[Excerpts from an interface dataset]
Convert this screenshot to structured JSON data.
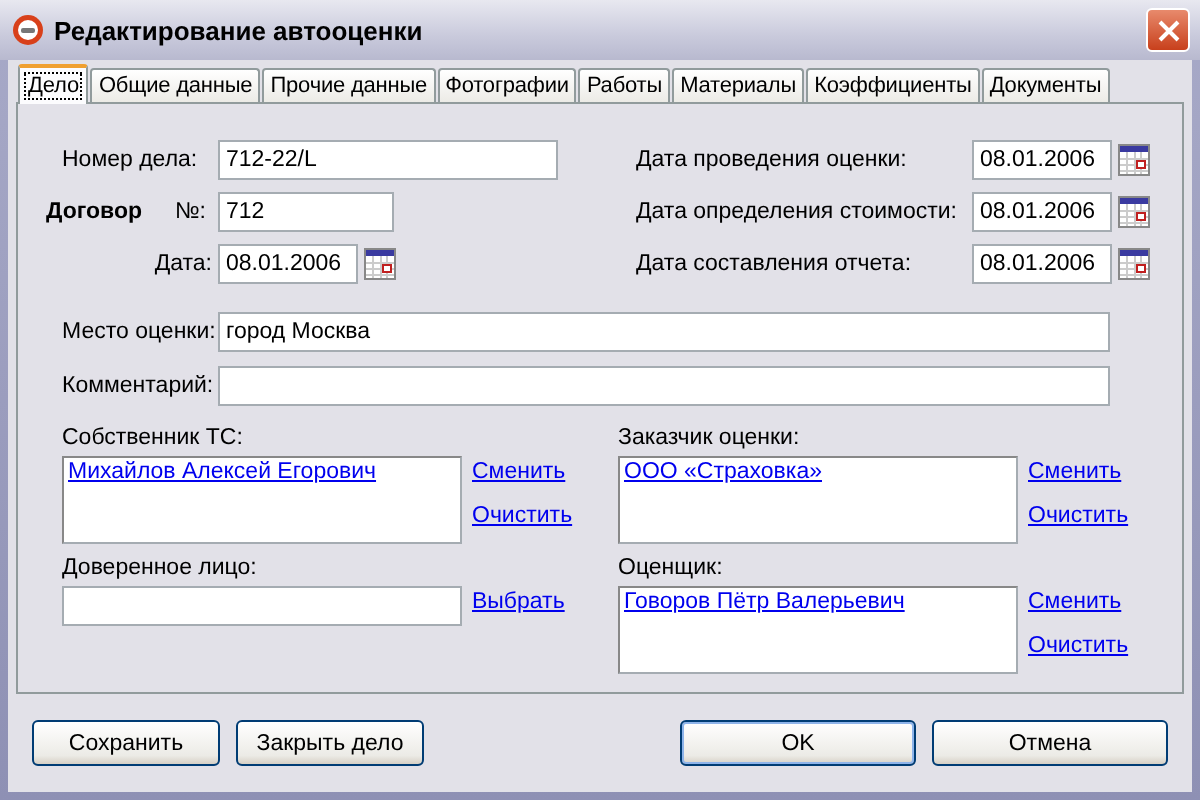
{
  "window": {
    "title": "Редактирование автооценки"
  },
  "tabs": [
    {
      "label": "Дело",
      "selected": true
    },
    {
      "label": "Общие данные",
      "selected": false
    },
    {
      "label": "Прочие данные",
      "selected": false
    },
    {
      "label": "Фотографии",
      "selected": false
    },
    {
      "label": "Работы",
      "selected": false
    },
    {
      "label": "Материалы",
      "selected": false
    },
    {
      "label": "Коэффициенты",
      "selected": false
    },
    {
      "label": "Документы",
      "selected": false
    }
  ],
  "case_number": {
    "label": "Номер дела:",
    "value": "712-22/L"
  },
  "contract": {
    "title": "Договор",
    "number_label": "№:",
    "number": "712",
    "date_label": "Дата:",
    "date": "08.01.2006"
  },
  "dates": [
    {
      "label": "Дата проведения оценки:",
      "value": "08.01.2006"
    },
    {
      "label": "Дата определения стоимости:",
      "value": "08.01.2006"
    },
    {
      "label": "Дата составления отчета:",
      "value": "08.01.2006"
    }
  ],
  "wide_fields": [
    {
      "label": "Место оценки:",
      "value": "город Москва"
    },
    {
      "label": "Комментарий:"
    }
  ],
  "parties": [
    {
      "kind": "box",
      "label": "Собственник ТС:",
      "value": "Михайлов Алексей Егорович",
      "links": [
        "Сменить",
        "Очистить"
      ]
    },
    {
      "kind": "box",
      "label": "Заказчик оценки:",
      "value": "ООО «Страховка»",
      "links": [
        "Сменить",
        "Очистить"
      ]
    },
    {
      "kind": "field",
      "label": "Доверенное лицо:",
      "links": [
        "Выбрать"
      ]
    },
    {
      "kind": "box",
      "label": "Оценщик:",
      "value": "Говоров Пётр Валерьевич",
      "links": [
        "Сменить",
        "Очистить"
      ]
    }
  ],
  "buttons_left": [
    "Сохранить",
    "Закрыть дело"
  ],
  "buttons_right": [
    "OK",
    "Отмена"
  ]
}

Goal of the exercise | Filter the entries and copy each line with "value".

Answer to the problem |
    "value": "712-22/L"
      "value": "08.01.2006"
      "value": "08.01.2006"
      "value": "08.01.2006"
      "value": "город Москва"
      "value": "Михайлов Алексей Егорович",
      "value": "ООО «Страховка»",
      "value": "Говоров Пётр Валерьевич",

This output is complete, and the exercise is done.